# [What you are asked to do]
Of the lines below, copy those that hold the word "Renewable".

# [Material to process]
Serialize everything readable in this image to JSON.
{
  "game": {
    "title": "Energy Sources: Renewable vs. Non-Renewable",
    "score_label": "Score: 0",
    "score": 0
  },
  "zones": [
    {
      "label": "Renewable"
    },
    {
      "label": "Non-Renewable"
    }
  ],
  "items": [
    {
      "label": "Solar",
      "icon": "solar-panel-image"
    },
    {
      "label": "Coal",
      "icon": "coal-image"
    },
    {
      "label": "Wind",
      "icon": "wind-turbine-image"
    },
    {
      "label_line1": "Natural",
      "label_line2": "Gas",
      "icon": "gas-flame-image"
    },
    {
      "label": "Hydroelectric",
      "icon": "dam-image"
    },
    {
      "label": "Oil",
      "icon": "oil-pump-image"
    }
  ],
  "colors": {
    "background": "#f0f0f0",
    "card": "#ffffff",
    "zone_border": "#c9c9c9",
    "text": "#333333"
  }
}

# [Response to the exercise]
    "title": "Energy Sources: Renewable vs. Non-Renewable",
      "label": "Renewable"
      "label": "Non-Renewable"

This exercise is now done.